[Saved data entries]
⟨

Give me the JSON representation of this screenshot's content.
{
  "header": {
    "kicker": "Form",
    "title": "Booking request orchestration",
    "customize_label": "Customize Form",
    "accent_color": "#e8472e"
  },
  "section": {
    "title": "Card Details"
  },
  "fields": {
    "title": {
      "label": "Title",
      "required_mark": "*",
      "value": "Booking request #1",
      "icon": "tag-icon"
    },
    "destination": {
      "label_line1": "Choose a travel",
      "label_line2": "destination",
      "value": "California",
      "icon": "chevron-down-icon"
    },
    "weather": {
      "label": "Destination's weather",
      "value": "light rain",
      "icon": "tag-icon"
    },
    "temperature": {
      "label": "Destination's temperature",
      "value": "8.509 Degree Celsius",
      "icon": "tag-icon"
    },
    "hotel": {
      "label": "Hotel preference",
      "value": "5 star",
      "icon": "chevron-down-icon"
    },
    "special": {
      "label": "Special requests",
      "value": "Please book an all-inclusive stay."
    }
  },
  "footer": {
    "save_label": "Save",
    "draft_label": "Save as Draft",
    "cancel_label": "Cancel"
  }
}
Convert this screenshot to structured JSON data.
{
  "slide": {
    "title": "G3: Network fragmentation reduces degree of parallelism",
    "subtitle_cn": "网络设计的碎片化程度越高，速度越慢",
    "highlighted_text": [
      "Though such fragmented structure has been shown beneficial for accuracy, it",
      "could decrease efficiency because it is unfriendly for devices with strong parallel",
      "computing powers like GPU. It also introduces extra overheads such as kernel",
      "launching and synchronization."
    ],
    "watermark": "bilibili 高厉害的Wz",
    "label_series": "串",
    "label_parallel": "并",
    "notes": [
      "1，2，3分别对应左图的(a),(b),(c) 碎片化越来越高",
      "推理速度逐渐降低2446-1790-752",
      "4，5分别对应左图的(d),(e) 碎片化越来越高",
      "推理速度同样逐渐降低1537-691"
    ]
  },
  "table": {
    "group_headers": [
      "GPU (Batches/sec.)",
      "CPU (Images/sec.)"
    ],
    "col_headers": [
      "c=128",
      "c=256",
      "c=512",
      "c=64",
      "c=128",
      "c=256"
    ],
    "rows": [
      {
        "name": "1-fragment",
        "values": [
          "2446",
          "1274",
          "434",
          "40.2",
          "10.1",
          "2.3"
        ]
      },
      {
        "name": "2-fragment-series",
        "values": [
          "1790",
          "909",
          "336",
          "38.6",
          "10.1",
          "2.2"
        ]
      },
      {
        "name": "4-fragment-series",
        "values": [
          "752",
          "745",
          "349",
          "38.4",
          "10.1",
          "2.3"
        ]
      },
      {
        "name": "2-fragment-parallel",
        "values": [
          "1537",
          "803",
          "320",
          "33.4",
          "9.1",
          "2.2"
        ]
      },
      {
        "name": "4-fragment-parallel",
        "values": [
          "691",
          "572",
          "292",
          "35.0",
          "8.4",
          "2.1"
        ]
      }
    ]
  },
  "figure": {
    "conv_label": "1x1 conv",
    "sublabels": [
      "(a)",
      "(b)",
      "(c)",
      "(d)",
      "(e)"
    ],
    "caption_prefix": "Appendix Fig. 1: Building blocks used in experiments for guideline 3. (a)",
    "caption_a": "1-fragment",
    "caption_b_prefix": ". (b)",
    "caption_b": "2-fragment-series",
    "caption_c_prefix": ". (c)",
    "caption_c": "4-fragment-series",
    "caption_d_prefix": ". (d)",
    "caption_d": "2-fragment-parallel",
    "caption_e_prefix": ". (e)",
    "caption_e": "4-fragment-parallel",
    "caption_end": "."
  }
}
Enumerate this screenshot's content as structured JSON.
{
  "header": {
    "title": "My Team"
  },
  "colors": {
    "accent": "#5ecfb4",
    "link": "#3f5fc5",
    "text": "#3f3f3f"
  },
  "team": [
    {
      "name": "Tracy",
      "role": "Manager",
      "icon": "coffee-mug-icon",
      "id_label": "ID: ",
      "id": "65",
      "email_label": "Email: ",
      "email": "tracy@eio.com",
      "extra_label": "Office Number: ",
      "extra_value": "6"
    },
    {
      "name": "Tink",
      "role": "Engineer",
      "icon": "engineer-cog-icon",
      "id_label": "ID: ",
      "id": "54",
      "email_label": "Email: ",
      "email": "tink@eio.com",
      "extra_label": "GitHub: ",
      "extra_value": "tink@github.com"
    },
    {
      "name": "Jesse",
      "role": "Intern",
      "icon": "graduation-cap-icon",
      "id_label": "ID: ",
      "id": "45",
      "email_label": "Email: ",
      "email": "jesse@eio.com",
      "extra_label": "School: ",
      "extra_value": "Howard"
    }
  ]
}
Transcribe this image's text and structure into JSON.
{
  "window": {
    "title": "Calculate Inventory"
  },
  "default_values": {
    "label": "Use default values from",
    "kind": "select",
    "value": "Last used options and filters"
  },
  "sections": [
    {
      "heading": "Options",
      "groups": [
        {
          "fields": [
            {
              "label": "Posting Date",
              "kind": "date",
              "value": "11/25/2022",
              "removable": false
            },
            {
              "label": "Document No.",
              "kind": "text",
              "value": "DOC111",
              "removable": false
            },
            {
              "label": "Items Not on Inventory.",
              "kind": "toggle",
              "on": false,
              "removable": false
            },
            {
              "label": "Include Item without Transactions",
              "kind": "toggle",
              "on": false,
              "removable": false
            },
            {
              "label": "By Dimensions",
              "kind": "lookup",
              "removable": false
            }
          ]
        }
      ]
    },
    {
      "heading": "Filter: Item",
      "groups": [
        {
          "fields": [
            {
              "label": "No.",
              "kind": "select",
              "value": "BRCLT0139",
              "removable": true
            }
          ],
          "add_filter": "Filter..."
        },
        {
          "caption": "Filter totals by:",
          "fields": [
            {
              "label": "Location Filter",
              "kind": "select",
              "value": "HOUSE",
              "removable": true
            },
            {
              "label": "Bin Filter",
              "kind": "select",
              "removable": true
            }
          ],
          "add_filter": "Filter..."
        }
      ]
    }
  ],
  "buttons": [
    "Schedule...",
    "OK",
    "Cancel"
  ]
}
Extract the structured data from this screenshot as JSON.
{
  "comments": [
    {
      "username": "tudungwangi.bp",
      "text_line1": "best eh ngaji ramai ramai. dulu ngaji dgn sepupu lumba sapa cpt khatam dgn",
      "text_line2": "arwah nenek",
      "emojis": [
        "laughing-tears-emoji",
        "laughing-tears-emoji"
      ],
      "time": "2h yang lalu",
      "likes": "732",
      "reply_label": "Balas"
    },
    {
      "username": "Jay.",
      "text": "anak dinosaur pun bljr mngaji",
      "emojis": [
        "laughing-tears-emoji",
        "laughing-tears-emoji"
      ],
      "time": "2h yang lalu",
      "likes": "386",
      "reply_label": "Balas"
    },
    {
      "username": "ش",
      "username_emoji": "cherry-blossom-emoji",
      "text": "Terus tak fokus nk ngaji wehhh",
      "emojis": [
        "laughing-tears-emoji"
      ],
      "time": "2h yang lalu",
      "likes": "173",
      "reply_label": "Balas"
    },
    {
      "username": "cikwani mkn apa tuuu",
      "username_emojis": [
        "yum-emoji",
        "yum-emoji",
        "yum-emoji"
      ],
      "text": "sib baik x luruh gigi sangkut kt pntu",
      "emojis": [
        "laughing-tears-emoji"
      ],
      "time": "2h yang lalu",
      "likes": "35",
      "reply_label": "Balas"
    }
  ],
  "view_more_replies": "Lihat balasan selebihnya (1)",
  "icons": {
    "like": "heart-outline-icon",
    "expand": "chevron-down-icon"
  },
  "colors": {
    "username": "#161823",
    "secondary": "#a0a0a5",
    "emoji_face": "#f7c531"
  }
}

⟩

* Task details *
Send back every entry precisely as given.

* Answer section *
Give me the JSON representation of this screenshot's content.
{
  "header": {
    "kicker": "Form",
    "title": "Booking request orchestration",
    "customize_label": "Customize Form",
    "accent_color": "#e8472e"
  },
  "section": {
    "title": "Card Details"
  },
  "fields": {
    "title": {
      "label": "Title",
      "required_mark": "*",
      "value": "Booking request #1",
      "icon": "tag-icon"
    },
    "destination": {
      "label_line1": "Choose a travel",
      "label_line2": "destination",
      "value": "California",
      "icon": "chevron-down-icon"
    },
    "weather": {
      "label": "Destination's weather",
      "value": "light rain",
      "icon": "tag-icon"
    },
    "temperature": {
      "label": "Destination's temperature",
      "value": "8.509 Degree Celsius",
      "icon": "tag-icon"
    },
    "hotel": {
      "label": "Hotel preference",
      "value": "5 star",
      "icon": "chevron-down-icon"
    },
    "special": {
      "label": "Special requests",
      "value": "Please book an all-inclusive stay."
    }
  },
  "footer": {
    "save_label": "Save",
    "draft_label": "Save as Draft",
    "cancel_label": "Cancel"
  }
}
Convert this screenshot to structured JSON data.
{
  "slide": {
    "title": "G3: Network fragmentation reduces degree of parallelism",
    "subtitle_cn": "网络设计的碎片化程度越高，速度越慢",
    "highlighted_text": [
      "Though such fragmented structure has been shown beneficial for accuracy, it",
      "could decrease efficiency because it is unfriendly for devices with strong parallel",
      "computing powers like GPU. It also introduces extra overheads such as kernel",
      "launching and synchronization."
    ],
    "watermark": "bilibili 高厉害的Wz",
    "label_series": "串",
    "label_parallel": "并",
    "notes": [
      "1，2，3分别对应左图的(a),(b),(c) 碎片化越来越高",
      "推理速度逐渐降低2446-1790-752",
      "4，5分别对应左图的(d),(e) 碎片化越来越高",
      "推理速度同样逐渐降低1537-691"
    ]
  },
  "table": {
    "group_headers": [
      "GPU (Batches/sec.)",
      "CPU (Images/sec.)"
    ],
    "col_headers": [
      "c=128",
      "c=256",
      "c=512",
      "c=64",
      "c=128",
      "c=256"
    ],
    "rows": [
      {
        "name": "1-fragment",
        "values": [
          "2446",
          "1274",
          "434",
          "40.2",
          "10.1",
          "2.3"
        ]
      },
      {
        "name": "2-fragment-series",
        "values": [
          "1790",
          "909",
          "336",
          "38.6",
          "10.1",
          "2.2"
        ]
      },
      {
        "name": "4-fragment-series",
        "values": [
          "752",
          "745",
          "349",
          "38.4",
          "10.1",
          "2.3"
        ]
      },
      {
        "name": "2-fragment-parallel",
        "values": [
          "1537",
          "803",
          "320",
          "33.4",
          "9.1",
          "2.2"
        ]
      },
      {
        "name": "4-fragment-parallel",
        "values": [
          "691",
          "572",
          "292",
          "35.0",
          "8.4",
          "2.1"
        ]
      }
    ]
  },
  "figure": {
    "conv_label": "1x1 conv",
    "sublabels": [
      "(a)",
      "(b)",
      "(c)",
      "(d)",
      "(e)"
    ],
    "caption_prefix": "Appendix Fig. 1: Building blocks used in experiments for guideline 3. (a)",
    "caption_a": "1-fragment",
    "caption_b_prefix": ". (b)",
    "caption_b": "2-fragment-series",
    "caption_c_prefix": ". (c)",
    "caption_c": "4-fragment-series",
    "caption_d_prefix": ". (d)",
    "caption_d": "2-fragment-parallel",
    "caption_e_prefix": ". (e)",
    "caption_e": "4-fragment-parallel",
    "caption_end": "."
  }
}
Enumerate this screenshot's content as structured JSON.
{
  "header": {
    "title": "My Team"
  },
  "colors": {
    "accent": "#5ecfb4",
    "link": "#3f5fc5",
    "text": "#3f3f3f"
  },
  "team": [
    {
      "name": "Tracy",
      "role": "Manager",
      "icon": "coffee-mug-icon",
      "id_label": "ID: ",
      "id": "65",
      "email_label": "Email: ",
      "email": "tracy@eio.com",
      "extra_label": "Office Number: ",
      "extra_value": "6"
    },
    {
      "name": "Tink",
      "role": "Engineer",
      "icon": "engineer-cog-icon",
      "id_label": "ID: ",
      "id": "54",
      "email_label": "Email: ",
      "email": "tink@eio.com",
      "extra_label": "GitHub: ",
      "extra_value": "tink@github.com"
    },
    {
      "name": "Jesse",
      "role": "Intern",
      "icon": "graduation-cap-icon",
      "id_label": "ID: ",
      "id": "45",
      "email_label": "Email: ",
      "email": "jesse@eio.com",
      "extra_label": "School: ",
      "extra_value": "Howard"
    }
  ]
}
Transcribe this image's text and structure into JSON.
{
  "window": {
    "title": "Calculate Inventory"
  },
  "default_values": {
    "label": "Use default values from",
    "kind": "select",
    "value": "Last used options and filters"
  },
  "sections": [
    {
      "heading": "Options",
      "groups": [
        {
          "fields": [
            {
              "label": "Posting Date",
              "kind": "date",
              "value": "11/25/2022",
              "removable": false
            },
            {
              "label": "Document No.",
              "kind": "text",
              "value": "DOC111",
              "removable": false
            },
            {
              "label": "Items Not on Inventory.",
              "kind": "toggle",
              "on": false,
              "removable": false
            },
            {
              "label": "Include Item without Transactions",
              "kind": "toggle",
              "on": false,
              "removable": false
            },
            {
              "label": "By Dimensions",
              "kind": "lookup",
              "removable": false
            }
          ]
        }
      ]
    },
    {
      "heading": "Filter: Item",
      "groups": [
        {
          "fields": [
            {
              "label": "No.",
              "kind": "select",
              "value": "BRCLT0139",
              "removable": true
            }
          ],
          "add_filter": "Filter..."
        },
        {
          "caption": "Filter totals by:",
          "fields": [
            {
              "label": "Location Filter",
              "kind": "select",
              "value": "HOUSE",
              "removable": true
            },
            {
              "label": "Bin Filter",
              "kind": "select",
              "removable": true
            }
          ],
          "add_filter": "Filter..."
        }
      ]
    }
  ],
  "buttons": [
    "Schedule...",
    "OK",
    "Cancel"
  ]
}
Extract the structured data from this screenshot as JSON.
{
  "comments": [
    {
      "username": "tudungwangi.bp",
      "text_line1": "best eh ngaji ramai ramai. dulu ngaji dgn sepupu lumba sapa cpt khatam dgn",
      "text_line2": "arwah nenek",
      "emojis": [
        "laughing-tears-emoji",
        "laughing-tears-emoji"
      ],
      "time": "2h yang lalu",
      "likes": "732",
      "reply_label": "Balas"
    },
    {
      "username": "Jay.",
      "text": "anak dinosaur pun bljr mngaji",
      "emojis": [
        "laughing-tears-emoji",
        "laughing-tears-emoji"
      ],
      "time": "2h yang lalu",
      "likes": "386",
      "reply_label": "Balas"
    },
    {
      "username": "ش",
      "username_emoji": "cherry-blossom-emoji",
      "text": "Terus tak fokus nk ngaji wehhh",
      "emojis": [
        "laughing-tears-emoji"
      ],
      "time": "2h yang lalu",
      "likes": "173",
      "reply_label": "Balas"
    },
    {
      "username": "cikwani mkn apa tuuu",
      "username_emojis": [
        "yum-emoji",
        "yum-emoji",
        "yum-emoji"
      ],
      "text": "sib baik x luruh gigi sangkut kt pntu",
      "emojis": [
        "laughing-tears-emoji"
      ],
      "time": "2h yang lalu",
      "likes": "35",
      "reply_label": "Balas"
    }
  ],
  "view_more_replies": "Lihat balasan selebihnya (1)",
  "icons": {
    "like": "heart-outline-icon",
    "expand": "chevron-down-icon"
  },
  "colors": {
    "username": "#161823",
    "secondary": "#a0a0a5",
    "emoji_face": "#f7c531"
  }
}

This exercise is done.